The Words of T. S. Eliot

British essayist, publisher, playwright, literary and social critic Thomas Stearns Eliot (1888 – 1965) was one of the twentieth century's major poets. Born in the United States, he moved to England in 1914 at the age of 25, and was eventually naturalised as a British subject in 1927, renouncing his American citizenship. His poem ‘The Love Song of J. Alfred Prufrock" (1915), was seen as a masterpiece of the Modernist movement. This was followed by The Waste Land (1922), ‘The Hollow Men’ (1925), ‘Ash Wednesday’ (1930), and Four Quartets (1945), some of the most famous poems of the Twentieth Century. He also wrote plays including Murder in the Cathedral (1935). Eliot was awarded the Nobel Prize in Literature in 1948, particularly for Four Quartets, which is made up of four long poems, published at first separately: Burnt Norton (1936), East Coker (1940), The Dry Salvages (1941) and Little Gidding (1942), each of which has five sections. They address theological, historical and physical concepts in relation to the human condition.

In Burnt Norton, a narrator walks through a garden, describing the images and sounds - a bird, the roses, clouds, and an empty pool.
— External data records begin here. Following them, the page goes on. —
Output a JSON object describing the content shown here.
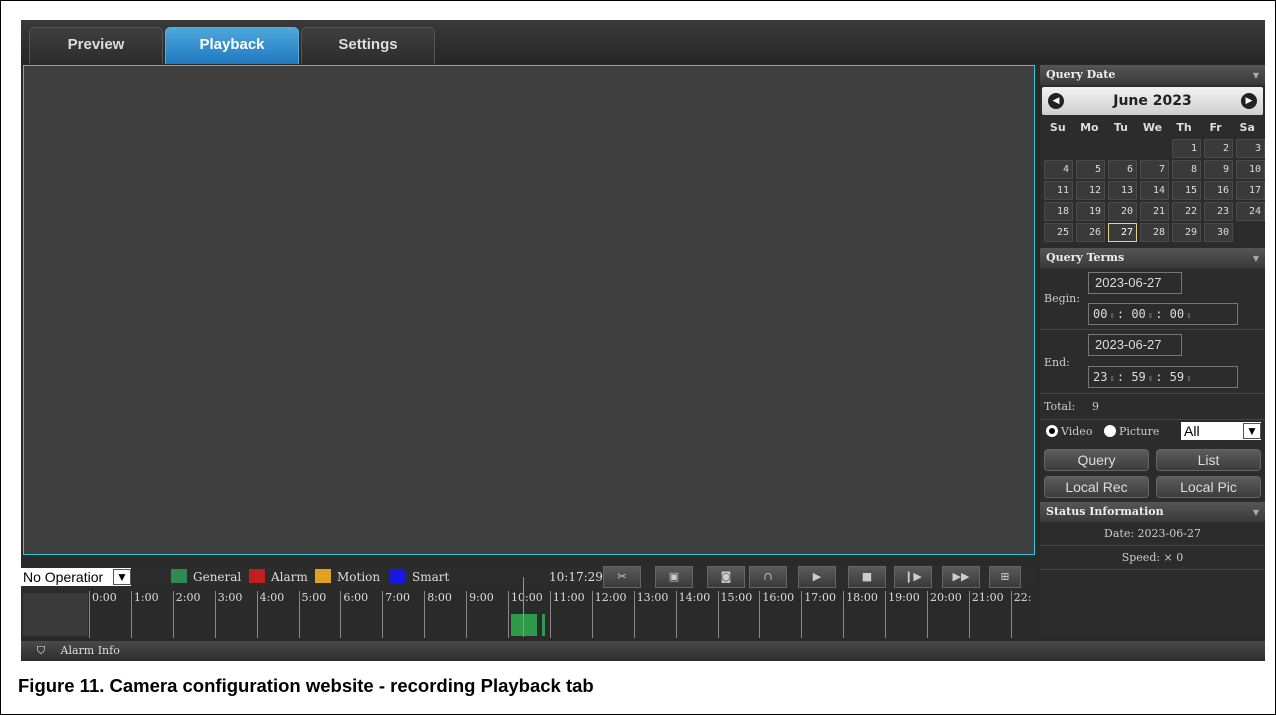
{
  "tabs": [
    {
      "label": "Preview"
    },
    {
      "label": "Playback"
    },
    {
      "label": "Settings"
    }
  ],
  "controls": {
    "operation_select": "No Operatior",
    "legend": [
      {
        "label": "General",
        "color": "#2e8a53"
      },
      {
        "label": "Alarm",
        "color": "#c01f1f"
      },
      {
        "label": "Motion",
        "color": "#e0a020"
      },
      {
        "label": "Smart",
        "color": "#1818e6"
      }
    ],
    "current_time": "10:17:29",
    "buttons": [
      {
        "name": "clip-icon",
        "glyph": "✂"
      },
      {
        "name": "record-icon",
        "glyph": "▣"
      },
      {
        "name": "camera-icon",
        "glyph": "◙"
      },
      {
        "name": "audio-icon",
        "glyph": "∩"
      },
      {
        "name": "play-icon",
        "glyph": "▶"
      },
      {
        "name": "stop-icon",
        "glyph": "■"
      },
      {
        "name": "step-forward-icon",
        "glyph": "❙▶"
      },
      {
        "name": "fast-forward-icon",
        "glyph": "▶▶"
      },
      {
        "name": "fullscreen-icon",
        "glyph": "⊞"
      }
    ]
  },
  "timeline": {
    "hours": [
      "0:00",
      "1:00",
      "2:00",
      "3:00",
      "4:00",
      "5:00",
      "6:00",
      "7:00",
      "8:00",
      "9:00",
      "10:00",
      "11:00",
      "12:00",
      "13:00",
      "14:00",
      "15:00",
      "16:00",
      "17:00",
      "18:00",
      "19:00",
      "20:00",
      "21:00",
      "22:"
    ]
  },
  "alarm_info": "Alarm Info",
  "query_date": {
    "header": "Query Date",
    "month_label": "June 2023",
    "weekdays": [
      "Su",
      "Mo",
      "Tu",
      "We",
      "Th",
      "Fr",
      "Sa"
    ],
    "days": [
      "",
      "",
      "",
      "",
      "1",
      "2",
      "3",
      "4",
      "5",
      "6",
      "7",
      "8",
      "9",
      "10",
      "11",
      "12",
      "13",
      "14",
      "15",
      "16",
      "17",
      "18",
      "19",
      "20",
      "21",
      "22",
      "23",
      "24",
      "25",
      "26",
      "27",
      "28",
      "29",
      "30",
      ""
    ],
    "selected": "27"
  },
  "query_terms": {
    "header": "Query Terms",
    "begin_label": "Begin:",
    "begin_date": "2023-06-27",
    "begin_time": [
      "00",
      "00",
      "00"
    ],
    "end_label": "End:",
    "end_date": "2023-06-27",
    "end_time": [
      "23",
      "59",
      "59"
    ],
    "total_label": "Total:",
    "total_value": "9",
    "video_label": "Video",
    "picture_label": "Picture",
    "type_select": "All",
    "query_button": "Query",
    "list_button": "List",
    "local_rec_button": "Local Rec",
    "local_pic_button": "Local Pic"
  },
  "status": {
    "header": "Status Information",
    "date": "Date: 2023-06-27",
    "speed": "Speed: × 0"
  },
  "caption": "Figure 11.  Camera configuration website - recording Playback tab"
}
The goal is seemingly a ‘still point’ and ‘a grace of sense’. The narrator later contemplates the arts as they relate to time and the poet's art of manipulating words, concluding that ‘Love is itself unmoving, / Only the cause and end of movement, / Timeless, and undesiring.’
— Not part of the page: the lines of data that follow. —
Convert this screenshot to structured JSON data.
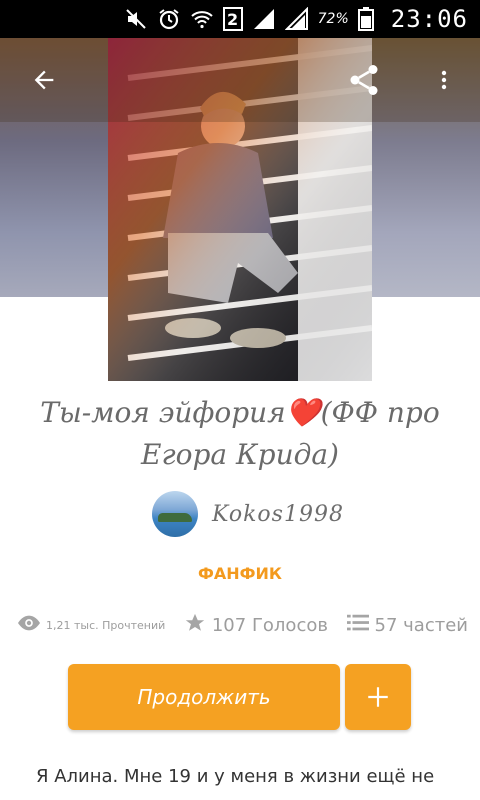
{
  "status_bar": {
    "sim_number": "2",
    "battery_percent": "72%",
    "time": "23:06",
    "icons": [
      "mute-icon",
      "alarm-icon",
      "wifi-icon",
      "sim-icon",
      "signal-icon",
      "signal-icon",
      "battery-icon"
    ]
  },
  "toolbar": {
    "back_icon": "back-arrow-icon",
    "share_icon": "share-icon",
    "more_icon": "more-vertical-icon"
  },
  "story": {
    "title": "Ты-моя эйфория❤️(ФФ про Егора Крида)",
    "author": "Kokos1998",
    "category": "ФАНФИК"
  },
  "stats": {
    "reads": "1,21 тыс. Прочтений",
    "votes": "107 Голосов",
    "parts": "57 частей"
  },
  "actions": {
    "continue_label": "Продолжить",
    "add_label": "+"
  },
  "description": {
    "text": "Я Алина. Мне 19 и у меня в жизни ещё не"
  },
  "colors": {
    "accent": "#f5a122",
    "category": "#f39a1e",
    "muted_text": "#9d9d9d"
  }
}
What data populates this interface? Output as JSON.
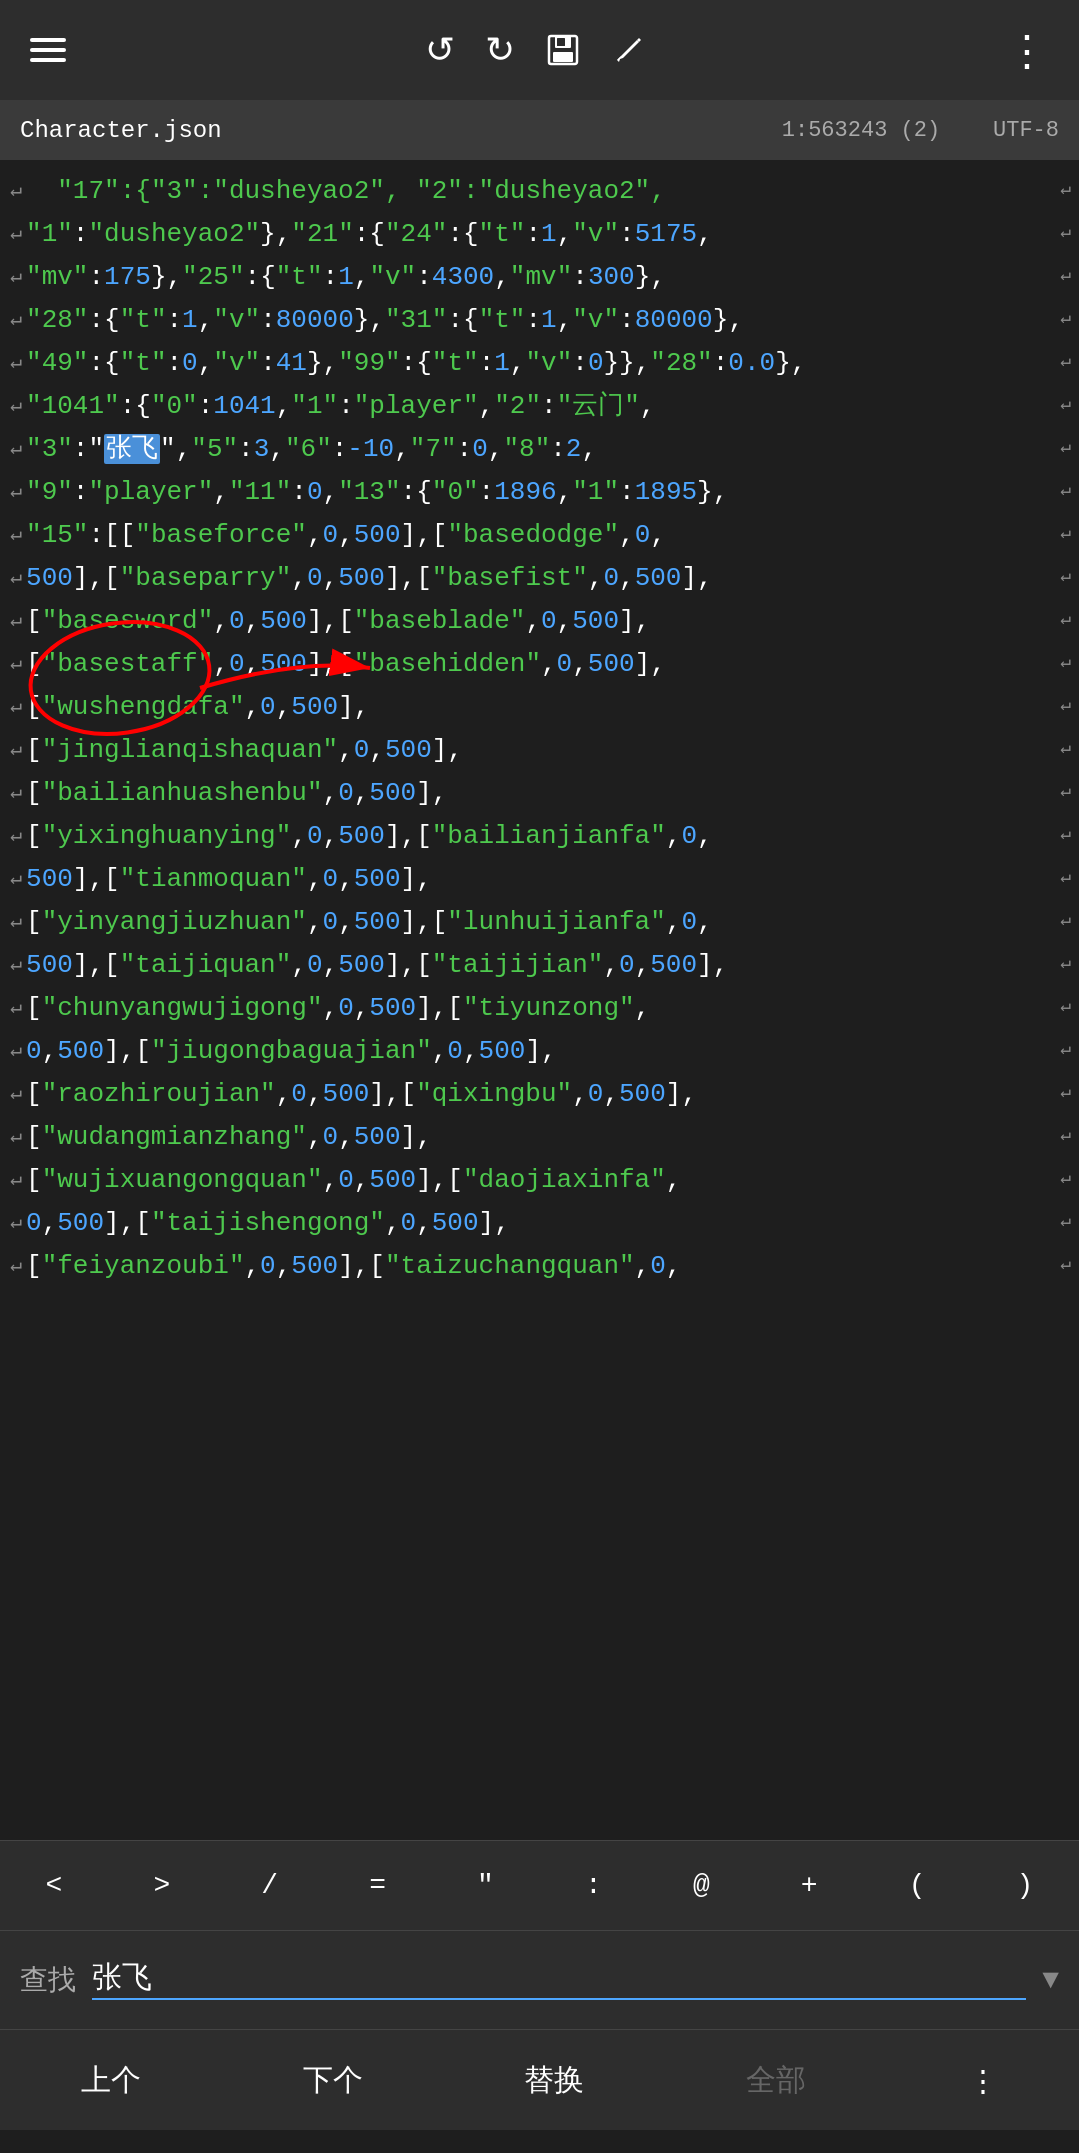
{
  "toolbar": {
    "menu_label": "☰",
    "undo_label": "↺",
    "redo_label": "↻",
    "save_label": "💾",
    "edit_label": "✏",
    "more_label": "⋮"
  },
  "file_bar": {
    "filename": "Character.json",
    "position": "1:563243 (2)",
    "encoding": "UTF-8"
  },
  "code_lines": [
    {
      "indent": true,
      "content": "\"17\":{\"3\":\"dusheyao2\", \"2\":\"dusheyao2\",",
      "has_wrap": true
    },
    {
      "indent": true,
      "content": "\"1\":\"dusheyao2\"},\"21\":{\"24\":{\"t\":1,\"v\":5175,",
      "has_wrap": true
    },
    {
      "indent": true,
      "content": "\"mv\":175},\"25\":{\"t\":1,\"v\":4300,\"mv\":300},",
      "has_wrap": true
    },
    {
      "indent": true,
      "content": "\"28\":{\"t\":1,\"v\":80000},\"31\":{\"t\":1,\"v\":80000},",
      "has_wrap": true
    },
    {
      "indent": true,
      "content": "\"49\":{\"t\":0,\"v\":41},\"99\":{\"t\":1,\"v\":0}},\"28\":0.0},",
      "has_wrap": true
    },
    {
      "indent": true,
      "content": "\"1041\":{\"0\":1041,\"1\":\"player\",\"2\":\"云门\",",
      "has_wrap": true
    },
    {
      "indent": true,
      "content": "\"3\":\"张飞\",\"5\":3,\"6\":-10,\"7\":0,\"8\":2,",
      "has_wrap": true,
      "highlight": "张飞"
    },
    {
      "indent": true,
      "content": "\"9\":\"player\",\"11\":0,\"13\":{\"0\":1896,\"1\":1895},",
      "has_wrap": true
    },
    {
      "indent": true,
      "content": "\"15\":[[\"baseforce\",0,500],[\"basedodge\",0,",
      "has_wrap": true
    },
    {
      "indent": true,
      "content": "500],[\"baseparry\",0,500],[\"basefist\",0,500],",
      "has_wrap": true
    },
    {
      "indent": true,
      "content": "[\"basesword\",0,500],[\"baseblade\",0,500],",
      "has_wrap": true
    },
    {
      "indent": true,
      "content": "[\"basestaff\",0,500],[\"basehidden\",0,500],",
      "has_wrap": true
    },
    {
      "indent": true,
      "content": "[\"wushengdafa\",0,500],",
      "has_wrap": true
    },
    {
      "indent": true,
      "content": "[\"jinglianqishaquan\",0,500],",
      "has_wrap": true
    },
    {
      "indent": true,
      "content": "[\"bailianhuashenbu\",0,500],",
      "has_wrap": true
    },
    {
      "indent": true,
      "content": "[\"yixinghuanying\",0,500],[\"bailianjianfa\",0,",
      "has_wrap": true
    },
    {
      "indent": true,
      "content": "500],[\"tianmoquan\",0,500],",
      "has_wrap": true
    },
    {
      "indent": true,
      "content": "[\"yinyangjiuzhuan\",0,500],[\"lunhuijianfa\",0,",
      "has_wrap": true
    },
    {
      "indent": true,
      "content": "500],[\"taijiquan\",0,500],[\"taijijian\",0,500],",
      "has_wrap": true
    },
    {
      "indent": true,
      "content": "[\"chunyangwujigong\",0,500],[\"tiyunzong\",",
      "has_wrap": true
    },
    {
      "indent": true,
      "content": "0,500],[\"jiugongbaguajian\",0,500],",
      "has_wrap": true
    },
    {
      "indent": true,
      "content": "[\"raozhiroujian\",0,500],[\"qixingbu\",0,500],",
      "has_wrap": true
    },
    {
      "indent": true,
      "content": "[\"wudangmianzhang\",0,500],",
      "has_wrap": true
    },
    {
      "indent": true,
      "content": "[\"wujixuangongquan\",0,500],[\"daojiaxinfa\",",
      "has_wrap": true
    },
    {
      "indent": true,
      "content": "0,500],[\"taijishengong\",0,500],",
      "has_wrap": true
    },
    {
      "indent": true,
      "content": "[\"feiyanzoubi\",0,500],[\"taizuchangquan\",0,",
      "has_wrap": true
    }
  ],
  "symbol_bar": {
    "symbols": [
      "<",
      ">",
      "/",
      "=",
      "\"",
      ":",
      "@",
      "+",
      "(",
      ")"
    ]
  },
  "search_bar": {
    "label": "查找",
    "value": "张飞",
    "placeholder": ""
  },
  "action_bar": {
    "prev_label": "上个",
    "next_label": "下个",
    "replace_label": "替换",
    "all_label": "全部",
    "more_label": "⋮"
  }
}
East Coker continues with the theme of time and meaning. Eliot suggests an answer for those who despair: ‘I said to my soul, be still, and wait without hope.’

The Dry Salvages explores images of river and sea and makes efforts to contain opposites: ‘The past and future / Are conquered, and reconciled.’

In Little Gidding, Eliot imagines meeting Italian master-poet Dante during the German bombing of Britain in the war, and, like Dante, comes to see Love as the driving force behind all human experience.

The Quartets end with the affirmation of Julian of Norwich, an English Christian mystic and theologian: ‘All shall be well and / All manner of thing shall be well.’ Indeed, the Four Quartets cannot be understood without reference to Christian thought: Eliot draws upon the theology, art, symbolism and language of Dante and others, and mystics like St. John of the Cross and Julian of Norwich on his journey towards a ‘deeper communion’.

Here are some of his words, from his poetry and other writings:

'Some editors are failed writers, but so are most writers.'